Work request:
Search the data below, and report every line in which "tester" occurs.

(Input Opens)

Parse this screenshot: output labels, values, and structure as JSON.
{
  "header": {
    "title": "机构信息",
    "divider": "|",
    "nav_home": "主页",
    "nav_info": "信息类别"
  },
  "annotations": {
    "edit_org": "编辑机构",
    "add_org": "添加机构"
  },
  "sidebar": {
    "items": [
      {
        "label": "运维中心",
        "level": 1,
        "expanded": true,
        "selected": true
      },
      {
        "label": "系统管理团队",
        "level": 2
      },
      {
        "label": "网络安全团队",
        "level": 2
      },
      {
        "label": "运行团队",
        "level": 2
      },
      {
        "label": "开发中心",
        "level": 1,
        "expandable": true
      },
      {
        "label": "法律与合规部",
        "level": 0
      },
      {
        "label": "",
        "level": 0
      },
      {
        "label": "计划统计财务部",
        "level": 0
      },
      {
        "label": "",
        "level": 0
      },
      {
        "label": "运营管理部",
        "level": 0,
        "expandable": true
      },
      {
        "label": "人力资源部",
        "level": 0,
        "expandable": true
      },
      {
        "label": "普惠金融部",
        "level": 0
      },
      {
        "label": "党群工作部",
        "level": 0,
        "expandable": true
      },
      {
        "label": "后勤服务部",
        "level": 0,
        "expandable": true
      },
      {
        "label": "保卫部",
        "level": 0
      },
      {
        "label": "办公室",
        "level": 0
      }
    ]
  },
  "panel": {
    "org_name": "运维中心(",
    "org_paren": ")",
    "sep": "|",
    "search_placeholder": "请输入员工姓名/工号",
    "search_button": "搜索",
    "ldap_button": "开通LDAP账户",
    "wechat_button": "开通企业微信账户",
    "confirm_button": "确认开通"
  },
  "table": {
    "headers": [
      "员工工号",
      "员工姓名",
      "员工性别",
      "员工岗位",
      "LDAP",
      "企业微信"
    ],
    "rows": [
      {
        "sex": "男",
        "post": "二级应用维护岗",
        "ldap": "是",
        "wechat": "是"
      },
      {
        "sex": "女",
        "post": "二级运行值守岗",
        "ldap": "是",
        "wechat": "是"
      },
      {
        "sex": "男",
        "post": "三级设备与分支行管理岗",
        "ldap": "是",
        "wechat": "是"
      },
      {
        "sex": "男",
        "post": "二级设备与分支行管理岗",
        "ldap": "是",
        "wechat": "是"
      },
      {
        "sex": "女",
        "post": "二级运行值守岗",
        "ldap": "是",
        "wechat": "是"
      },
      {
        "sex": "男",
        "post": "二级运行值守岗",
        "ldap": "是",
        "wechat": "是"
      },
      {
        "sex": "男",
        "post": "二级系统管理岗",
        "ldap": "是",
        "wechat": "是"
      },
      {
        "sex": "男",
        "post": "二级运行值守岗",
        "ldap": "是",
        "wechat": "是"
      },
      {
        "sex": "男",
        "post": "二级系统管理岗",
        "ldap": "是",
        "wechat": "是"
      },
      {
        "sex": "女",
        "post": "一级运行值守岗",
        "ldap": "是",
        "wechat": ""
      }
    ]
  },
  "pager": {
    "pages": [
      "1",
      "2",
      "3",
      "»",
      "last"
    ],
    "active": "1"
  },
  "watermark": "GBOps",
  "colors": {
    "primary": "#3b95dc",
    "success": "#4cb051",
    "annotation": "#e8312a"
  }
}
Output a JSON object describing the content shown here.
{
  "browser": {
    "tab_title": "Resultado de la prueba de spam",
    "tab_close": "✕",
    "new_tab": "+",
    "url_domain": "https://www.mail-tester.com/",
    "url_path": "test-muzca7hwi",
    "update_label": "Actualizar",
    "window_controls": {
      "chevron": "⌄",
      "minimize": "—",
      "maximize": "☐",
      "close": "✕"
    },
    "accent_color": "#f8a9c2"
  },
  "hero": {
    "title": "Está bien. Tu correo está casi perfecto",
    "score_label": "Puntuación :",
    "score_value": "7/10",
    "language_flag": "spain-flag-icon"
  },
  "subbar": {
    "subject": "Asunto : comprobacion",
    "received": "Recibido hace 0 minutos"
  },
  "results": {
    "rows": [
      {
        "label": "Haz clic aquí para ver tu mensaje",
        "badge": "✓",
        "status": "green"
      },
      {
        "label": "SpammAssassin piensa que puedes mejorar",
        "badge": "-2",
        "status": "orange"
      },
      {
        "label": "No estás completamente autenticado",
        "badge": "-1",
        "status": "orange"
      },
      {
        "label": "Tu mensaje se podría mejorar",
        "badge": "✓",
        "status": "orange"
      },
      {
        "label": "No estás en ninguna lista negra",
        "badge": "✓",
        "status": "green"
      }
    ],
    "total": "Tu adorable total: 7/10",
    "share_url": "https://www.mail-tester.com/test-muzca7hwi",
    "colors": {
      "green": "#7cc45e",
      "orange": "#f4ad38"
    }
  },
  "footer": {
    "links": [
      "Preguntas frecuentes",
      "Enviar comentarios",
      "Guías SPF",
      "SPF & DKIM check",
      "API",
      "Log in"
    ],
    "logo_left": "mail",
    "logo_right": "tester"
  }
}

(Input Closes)

Solution to the problem:
    "url_domain": "https://www.mail-tester.com/",
    "share_url": "https://www.mail-tester.com/test-muzca7hwi",
    "logo_right": "tester"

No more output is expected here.